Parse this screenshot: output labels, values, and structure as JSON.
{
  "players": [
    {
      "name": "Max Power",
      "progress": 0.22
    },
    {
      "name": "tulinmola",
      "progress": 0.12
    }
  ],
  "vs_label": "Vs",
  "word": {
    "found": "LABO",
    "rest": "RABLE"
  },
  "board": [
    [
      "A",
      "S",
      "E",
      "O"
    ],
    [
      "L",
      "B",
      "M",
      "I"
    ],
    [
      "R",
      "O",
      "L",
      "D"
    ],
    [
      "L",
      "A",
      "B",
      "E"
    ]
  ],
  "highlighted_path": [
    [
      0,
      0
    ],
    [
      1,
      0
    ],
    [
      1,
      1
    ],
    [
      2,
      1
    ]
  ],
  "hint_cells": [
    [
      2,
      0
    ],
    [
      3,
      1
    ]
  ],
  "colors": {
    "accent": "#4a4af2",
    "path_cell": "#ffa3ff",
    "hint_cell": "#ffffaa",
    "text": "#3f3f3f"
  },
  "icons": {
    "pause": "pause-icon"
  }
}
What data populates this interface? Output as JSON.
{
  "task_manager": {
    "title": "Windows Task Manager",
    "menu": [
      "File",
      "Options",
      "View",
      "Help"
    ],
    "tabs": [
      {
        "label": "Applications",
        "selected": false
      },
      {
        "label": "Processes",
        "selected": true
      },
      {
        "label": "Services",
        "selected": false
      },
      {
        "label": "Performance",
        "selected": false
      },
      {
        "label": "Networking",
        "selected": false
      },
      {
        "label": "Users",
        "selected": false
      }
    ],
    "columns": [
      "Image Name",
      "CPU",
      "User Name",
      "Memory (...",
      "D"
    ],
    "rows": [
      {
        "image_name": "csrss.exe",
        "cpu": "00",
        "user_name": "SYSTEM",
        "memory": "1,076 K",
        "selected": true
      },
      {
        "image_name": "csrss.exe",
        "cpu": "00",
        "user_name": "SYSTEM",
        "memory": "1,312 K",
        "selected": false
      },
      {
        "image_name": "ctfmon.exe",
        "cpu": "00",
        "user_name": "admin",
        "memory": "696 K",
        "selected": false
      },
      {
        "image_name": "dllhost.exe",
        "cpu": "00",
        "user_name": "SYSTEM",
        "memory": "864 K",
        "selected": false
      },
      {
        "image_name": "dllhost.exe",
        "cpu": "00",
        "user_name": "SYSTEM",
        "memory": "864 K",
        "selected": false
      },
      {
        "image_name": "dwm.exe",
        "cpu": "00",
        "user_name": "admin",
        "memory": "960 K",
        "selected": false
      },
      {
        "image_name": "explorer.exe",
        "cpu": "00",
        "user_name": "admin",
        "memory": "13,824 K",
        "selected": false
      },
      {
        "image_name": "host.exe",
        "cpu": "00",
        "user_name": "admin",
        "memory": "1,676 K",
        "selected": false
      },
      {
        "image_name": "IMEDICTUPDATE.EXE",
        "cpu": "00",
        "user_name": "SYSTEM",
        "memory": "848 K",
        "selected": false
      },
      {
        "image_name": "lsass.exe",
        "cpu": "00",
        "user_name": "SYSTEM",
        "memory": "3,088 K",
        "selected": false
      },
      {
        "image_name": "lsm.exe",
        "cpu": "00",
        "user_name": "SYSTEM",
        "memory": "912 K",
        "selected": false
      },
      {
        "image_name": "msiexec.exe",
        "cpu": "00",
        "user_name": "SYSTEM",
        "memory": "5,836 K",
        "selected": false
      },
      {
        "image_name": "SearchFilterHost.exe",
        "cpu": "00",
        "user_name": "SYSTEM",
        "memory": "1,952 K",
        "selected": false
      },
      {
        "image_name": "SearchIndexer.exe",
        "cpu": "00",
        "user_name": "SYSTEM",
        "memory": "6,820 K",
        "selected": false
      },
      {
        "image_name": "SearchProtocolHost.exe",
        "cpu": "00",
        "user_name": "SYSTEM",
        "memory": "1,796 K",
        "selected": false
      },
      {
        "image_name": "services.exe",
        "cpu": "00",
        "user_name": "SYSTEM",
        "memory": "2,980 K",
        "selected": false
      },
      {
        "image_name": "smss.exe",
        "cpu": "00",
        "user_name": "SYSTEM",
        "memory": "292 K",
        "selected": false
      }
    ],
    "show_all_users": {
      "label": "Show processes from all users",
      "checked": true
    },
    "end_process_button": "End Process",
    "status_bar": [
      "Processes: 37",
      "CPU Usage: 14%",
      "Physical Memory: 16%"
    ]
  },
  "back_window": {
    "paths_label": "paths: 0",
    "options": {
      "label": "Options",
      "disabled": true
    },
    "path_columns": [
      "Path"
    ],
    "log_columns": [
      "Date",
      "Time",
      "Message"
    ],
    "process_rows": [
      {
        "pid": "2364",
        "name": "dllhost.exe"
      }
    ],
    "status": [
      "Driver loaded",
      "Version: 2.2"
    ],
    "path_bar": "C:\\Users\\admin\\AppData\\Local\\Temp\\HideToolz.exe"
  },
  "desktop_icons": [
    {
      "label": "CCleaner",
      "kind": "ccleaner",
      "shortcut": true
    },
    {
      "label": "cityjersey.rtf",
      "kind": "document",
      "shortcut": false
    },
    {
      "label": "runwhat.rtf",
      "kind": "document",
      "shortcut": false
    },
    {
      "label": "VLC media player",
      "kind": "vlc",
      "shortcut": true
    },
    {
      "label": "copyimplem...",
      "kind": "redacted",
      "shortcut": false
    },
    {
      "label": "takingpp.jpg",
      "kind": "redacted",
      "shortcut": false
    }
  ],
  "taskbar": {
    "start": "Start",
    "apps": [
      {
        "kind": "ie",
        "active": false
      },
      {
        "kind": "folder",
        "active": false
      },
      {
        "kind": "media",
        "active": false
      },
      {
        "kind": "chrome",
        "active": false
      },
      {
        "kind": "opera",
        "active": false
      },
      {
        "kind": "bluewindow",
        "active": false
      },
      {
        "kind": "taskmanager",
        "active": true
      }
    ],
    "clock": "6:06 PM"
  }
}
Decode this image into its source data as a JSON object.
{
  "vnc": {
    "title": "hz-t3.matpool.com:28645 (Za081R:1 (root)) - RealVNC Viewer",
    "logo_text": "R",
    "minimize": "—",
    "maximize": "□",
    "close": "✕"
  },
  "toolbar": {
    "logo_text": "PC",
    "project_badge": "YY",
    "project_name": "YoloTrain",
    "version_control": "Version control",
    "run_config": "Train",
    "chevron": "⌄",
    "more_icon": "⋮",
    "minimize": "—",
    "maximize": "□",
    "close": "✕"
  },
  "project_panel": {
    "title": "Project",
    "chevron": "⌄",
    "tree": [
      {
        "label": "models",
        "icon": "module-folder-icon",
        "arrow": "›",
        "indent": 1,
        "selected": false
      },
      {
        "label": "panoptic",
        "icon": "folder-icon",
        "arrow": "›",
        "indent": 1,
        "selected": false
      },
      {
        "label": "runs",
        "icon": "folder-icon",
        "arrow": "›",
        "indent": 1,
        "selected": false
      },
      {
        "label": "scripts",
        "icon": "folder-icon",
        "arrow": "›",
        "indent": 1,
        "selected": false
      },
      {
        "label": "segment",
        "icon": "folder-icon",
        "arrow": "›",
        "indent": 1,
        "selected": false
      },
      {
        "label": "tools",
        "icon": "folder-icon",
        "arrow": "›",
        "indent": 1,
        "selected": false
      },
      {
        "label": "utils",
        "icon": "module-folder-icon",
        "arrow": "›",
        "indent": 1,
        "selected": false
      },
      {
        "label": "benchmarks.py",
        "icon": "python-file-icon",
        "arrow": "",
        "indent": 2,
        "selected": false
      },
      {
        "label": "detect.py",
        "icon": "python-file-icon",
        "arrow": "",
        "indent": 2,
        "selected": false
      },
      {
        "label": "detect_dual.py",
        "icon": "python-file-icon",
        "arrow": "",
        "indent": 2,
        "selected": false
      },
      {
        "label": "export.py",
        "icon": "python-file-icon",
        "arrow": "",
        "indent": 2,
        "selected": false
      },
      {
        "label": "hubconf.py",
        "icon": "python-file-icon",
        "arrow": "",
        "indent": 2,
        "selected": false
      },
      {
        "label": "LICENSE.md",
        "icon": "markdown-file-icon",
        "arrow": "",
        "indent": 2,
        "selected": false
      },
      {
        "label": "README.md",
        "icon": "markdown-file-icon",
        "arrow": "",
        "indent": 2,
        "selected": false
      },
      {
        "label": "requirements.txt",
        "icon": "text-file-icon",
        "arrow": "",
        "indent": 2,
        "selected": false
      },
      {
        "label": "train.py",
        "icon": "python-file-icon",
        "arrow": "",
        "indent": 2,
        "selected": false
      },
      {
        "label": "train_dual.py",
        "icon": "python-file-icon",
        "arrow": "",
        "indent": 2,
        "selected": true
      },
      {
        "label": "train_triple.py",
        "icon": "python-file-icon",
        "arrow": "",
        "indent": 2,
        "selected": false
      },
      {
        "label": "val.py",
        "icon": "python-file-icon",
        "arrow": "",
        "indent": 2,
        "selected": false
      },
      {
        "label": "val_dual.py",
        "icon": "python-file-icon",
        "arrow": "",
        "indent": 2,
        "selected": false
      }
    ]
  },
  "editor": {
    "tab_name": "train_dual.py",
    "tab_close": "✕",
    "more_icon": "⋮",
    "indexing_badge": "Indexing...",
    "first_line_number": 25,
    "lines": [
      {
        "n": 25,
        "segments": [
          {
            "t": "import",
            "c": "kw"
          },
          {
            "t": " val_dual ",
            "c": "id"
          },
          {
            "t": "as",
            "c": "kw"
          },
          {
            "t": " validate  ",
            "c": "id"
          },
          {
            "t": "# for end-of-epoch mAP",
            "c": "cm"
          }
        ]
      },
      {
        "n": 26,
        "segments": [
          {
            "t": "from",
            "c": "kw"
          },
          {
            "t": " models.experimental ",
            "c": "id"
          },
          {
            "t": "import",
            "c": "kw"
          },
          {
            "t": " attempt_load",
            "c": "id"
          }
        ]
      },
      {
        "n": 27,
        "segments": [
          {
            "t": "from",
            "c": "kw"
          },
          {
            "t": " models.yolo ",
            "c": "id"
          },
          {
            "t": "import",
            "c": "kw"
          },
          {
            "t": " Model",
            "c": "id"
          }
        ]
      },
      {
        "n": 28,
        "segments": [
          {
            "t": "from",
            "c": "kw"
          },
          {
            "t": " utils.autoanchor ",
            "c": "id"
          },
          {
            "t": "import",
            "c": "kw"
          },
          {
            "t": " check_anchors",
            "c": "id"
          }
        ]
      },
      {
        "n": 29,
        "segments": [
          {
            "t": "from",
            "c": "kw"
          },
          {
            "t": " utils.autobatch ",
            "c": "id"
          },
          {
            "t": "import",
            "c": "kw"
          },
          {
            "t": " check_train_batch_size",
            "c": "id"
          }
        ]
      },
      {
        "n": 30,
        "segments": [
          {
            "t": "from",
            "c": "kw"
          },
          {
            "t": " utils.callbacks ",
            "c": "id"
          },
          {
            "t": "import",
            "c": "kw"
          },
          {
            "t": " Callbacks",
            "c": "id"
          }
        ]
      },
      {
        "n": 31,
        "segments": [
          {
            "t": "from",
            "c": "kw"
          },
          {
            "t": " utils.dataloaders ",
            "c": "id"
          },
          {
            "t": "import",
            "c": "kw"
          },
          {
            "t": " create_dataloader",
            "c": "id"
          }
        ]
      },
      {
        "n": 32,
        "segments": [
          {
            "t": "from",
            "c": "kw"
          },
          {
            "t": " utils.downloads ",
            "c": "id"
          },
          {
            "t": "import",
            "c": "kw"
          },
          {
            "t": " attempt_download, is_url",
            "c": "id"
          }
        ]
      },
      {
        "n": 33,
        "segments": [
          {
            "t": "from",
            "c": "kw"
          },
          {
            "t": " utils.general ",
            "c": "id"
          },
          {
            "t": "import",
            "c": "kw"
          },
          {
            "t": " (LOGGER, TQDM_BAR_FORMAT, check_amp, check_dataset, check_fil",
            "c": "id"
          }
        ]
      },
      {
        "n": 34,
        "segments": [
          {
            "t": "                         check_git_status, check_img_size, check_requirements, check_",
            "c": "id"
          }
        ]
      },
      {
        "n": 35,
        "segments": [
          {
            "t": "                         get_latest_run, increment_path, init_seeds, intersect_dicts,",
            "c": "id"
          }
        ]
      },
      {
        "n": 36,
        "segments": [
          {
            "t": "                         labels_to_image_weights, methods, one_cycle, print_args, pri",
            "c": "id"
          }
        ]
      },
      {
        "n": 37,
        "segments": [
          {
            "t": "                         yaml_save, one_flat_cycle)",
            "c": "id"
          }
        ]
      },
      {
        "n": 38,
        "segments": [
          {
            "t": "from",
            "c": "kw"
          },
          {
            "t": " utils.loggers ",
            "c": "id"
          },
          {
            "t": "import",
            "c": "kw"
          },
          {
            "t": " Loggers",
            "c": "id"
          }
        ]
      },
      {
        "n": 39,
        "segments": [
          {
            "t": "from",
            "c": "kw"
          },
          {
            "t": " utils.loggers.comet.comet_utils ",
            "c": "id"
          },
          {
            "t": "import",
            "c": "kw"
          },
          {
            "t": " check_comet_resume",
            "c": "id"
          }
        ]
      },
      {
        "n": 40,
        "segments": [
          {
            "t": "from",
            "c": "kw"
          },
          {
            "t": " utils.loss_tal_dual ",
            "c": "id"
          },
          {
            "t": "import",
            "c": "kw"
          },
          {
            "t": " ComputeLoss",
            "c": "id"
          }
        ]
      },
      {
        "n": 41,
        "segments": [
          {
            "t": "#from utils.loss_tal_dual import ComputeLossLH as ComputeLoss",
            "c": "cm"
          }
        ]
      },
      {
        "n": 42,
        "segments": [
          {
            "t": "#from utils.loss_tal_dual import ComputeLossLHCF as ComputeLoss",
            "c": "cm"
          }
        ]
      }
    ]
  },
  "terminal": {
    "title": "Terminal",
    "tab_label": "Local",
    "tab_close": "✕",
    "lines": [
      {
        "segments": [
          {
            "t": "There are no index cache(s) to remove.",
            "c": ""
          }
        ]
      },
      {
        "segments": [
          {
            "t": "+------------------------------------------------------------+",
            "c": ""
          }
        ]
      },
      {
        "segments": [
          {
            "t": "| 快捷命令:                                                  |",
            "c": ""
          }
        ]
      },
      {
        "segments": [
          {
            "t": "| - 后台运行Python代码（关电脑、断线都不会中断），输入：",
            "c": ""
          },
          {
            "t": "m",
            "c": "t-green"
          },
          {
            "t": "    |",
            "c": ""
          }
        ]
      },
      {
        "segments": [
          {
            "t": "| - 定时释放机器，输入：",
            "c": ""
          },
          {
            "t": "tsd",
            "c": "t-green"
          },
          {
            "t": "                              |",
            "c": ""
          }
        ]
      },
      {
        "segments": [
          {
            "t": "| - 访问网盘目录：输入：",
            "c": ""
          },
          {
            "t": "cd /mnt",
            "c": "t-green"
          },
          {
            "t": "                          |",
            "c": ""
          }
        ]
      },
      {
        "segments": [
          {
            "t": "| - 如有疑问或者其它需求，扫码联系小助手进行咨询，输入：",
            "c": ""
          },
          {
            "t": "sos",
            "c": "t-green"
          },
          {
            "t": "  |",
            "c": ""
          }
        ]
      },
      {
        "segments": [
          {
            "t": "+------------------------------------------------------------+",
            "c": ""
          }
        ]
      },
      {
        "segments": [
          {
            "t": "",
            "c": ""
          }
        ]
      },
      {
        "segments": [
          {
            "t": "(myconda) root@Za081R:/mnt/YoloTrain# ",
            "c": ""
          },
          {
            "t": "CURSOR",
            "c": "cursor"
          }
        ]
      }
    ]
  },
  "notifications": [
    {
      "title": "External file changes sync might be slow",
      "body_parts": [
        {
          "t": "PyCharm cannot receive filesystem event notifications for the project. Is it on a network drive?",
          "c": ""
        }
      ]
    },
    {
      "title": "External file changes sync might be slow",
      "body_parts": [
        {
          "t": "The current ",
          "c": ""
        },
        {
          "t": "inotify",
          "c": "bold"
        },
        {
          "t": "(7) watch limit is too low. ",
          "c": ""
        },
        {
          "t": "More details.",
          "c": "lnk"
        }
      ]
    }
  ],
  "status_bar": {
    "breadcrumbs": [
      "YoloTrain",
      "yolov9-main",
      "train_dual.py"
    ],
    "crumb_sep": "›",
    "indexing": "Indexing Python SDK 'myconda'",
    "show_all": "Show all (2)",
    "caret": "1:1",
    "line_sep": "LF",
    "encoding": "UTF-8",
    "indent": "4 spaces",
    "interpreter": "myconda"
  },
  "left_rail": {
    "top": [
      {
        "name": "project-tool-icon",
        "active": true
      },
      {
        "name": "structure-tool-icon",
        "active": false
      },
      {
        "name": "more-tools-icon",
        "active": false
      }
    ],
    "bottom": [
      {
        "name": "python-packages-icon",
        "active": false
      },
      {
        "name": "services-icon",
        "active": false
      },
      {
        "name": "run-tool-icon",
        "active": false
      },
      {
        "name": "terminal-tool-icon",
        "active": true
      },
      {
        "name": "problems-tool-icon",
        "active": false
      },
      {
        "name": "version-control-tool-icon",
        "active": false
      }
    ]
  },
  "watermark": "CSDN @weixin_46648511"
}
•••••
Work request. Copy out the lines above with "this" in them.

Solution.
Parse this screenshot: output labels, values, and structure as JSON.
What data populates this interface? Output as JSON.
Decode this image into its source data as a JSON object.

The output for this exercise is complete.